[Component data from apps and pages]

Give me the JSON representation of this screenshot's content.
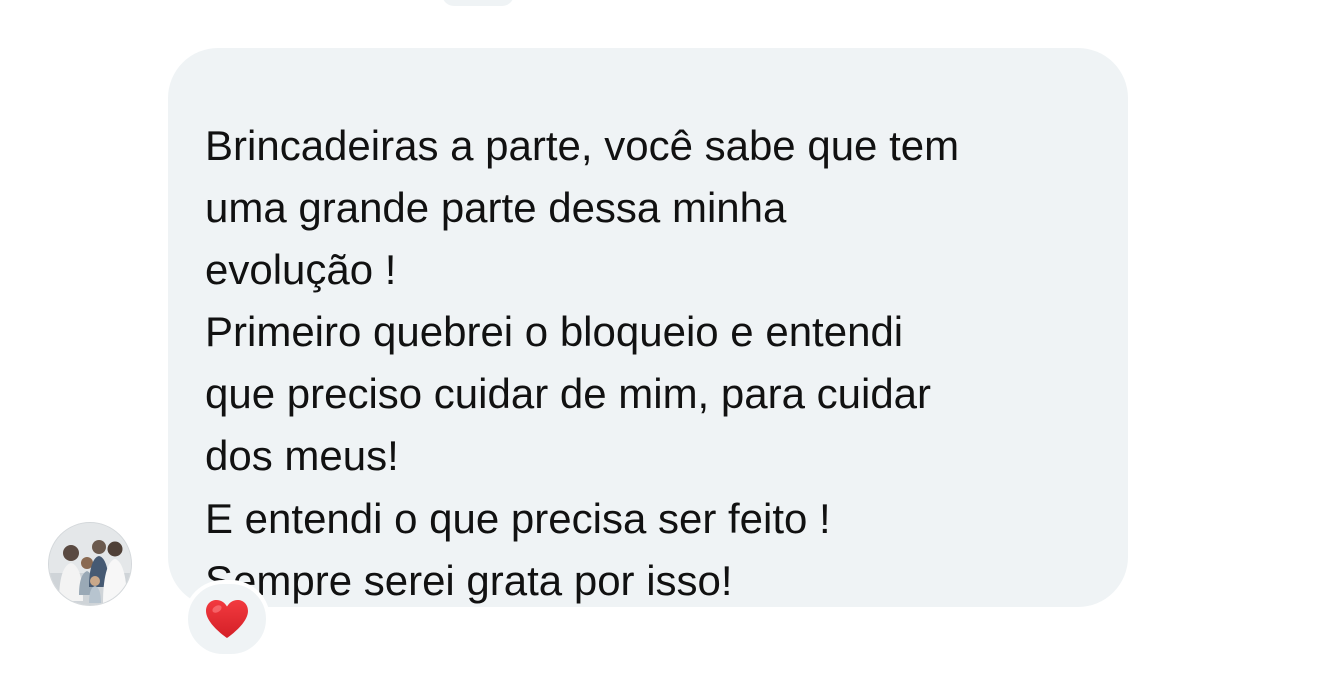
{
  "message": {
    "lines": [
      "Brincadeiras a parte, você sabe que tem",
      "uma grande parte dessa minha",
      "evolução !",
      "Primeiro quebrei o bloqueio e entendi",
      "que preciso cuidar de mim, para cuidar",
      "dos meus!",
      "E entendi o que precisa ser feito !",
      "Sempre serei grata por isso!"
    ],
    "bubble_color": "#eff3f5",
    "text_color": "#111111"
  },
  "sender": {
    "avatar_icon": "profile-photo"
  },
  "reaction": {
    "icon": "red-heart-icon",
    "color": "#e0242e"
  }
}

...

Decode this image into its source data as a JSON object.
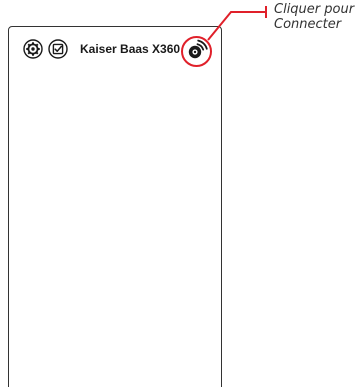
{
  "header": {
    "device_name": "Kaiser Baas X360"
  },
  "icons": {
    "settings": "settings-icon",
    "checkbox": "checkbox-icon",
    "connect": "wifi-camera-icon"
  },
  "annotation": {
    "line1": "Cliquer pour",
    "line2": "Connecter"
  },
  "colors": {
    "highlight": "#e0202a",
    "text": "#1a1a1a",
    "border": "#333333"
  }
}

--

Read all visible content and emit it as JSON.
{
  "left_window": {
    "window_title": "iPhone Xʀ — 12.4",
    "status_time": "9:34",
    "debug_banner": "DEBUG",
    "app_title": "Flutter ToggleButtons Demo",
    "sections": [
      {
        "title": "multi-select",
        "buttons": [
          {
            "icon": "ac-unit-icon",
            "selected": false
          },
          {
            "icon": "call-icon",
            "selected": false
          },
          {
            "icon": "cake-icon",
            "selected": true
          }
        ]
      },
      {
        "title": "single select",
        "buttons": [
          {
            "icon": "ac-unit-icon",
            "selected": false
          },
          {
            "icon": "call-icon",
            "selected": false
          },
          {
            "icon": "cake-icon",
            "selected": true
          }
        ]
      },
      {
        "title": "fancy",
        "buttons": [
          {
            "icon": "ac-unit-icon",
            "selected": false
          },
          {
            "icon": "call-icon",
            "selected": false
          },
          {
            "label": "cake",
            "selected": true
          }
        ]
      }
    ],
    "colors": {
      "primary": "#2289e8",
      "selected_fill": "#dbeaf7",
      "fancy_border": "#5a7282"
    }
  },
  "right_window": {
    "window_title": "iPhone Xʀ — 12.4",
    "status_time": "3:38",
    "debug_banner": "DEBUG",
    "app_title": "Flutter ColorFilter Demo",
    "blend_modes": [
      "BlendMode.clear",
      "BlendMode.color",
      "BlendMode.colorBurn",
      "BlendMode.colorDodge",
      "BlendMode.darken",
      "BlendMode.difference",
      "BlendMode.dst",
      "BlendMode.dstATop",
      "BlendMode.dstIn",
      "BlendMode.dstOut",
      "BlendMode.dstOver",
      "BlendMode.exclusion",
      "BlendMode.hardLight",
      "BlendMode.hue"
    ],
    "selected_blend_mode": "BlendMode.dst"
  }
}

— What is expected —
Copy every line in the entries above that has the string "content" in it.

— Response box —
Give me the JSON representation of this screenshot's content.
Read all visible content and emit it as JSON.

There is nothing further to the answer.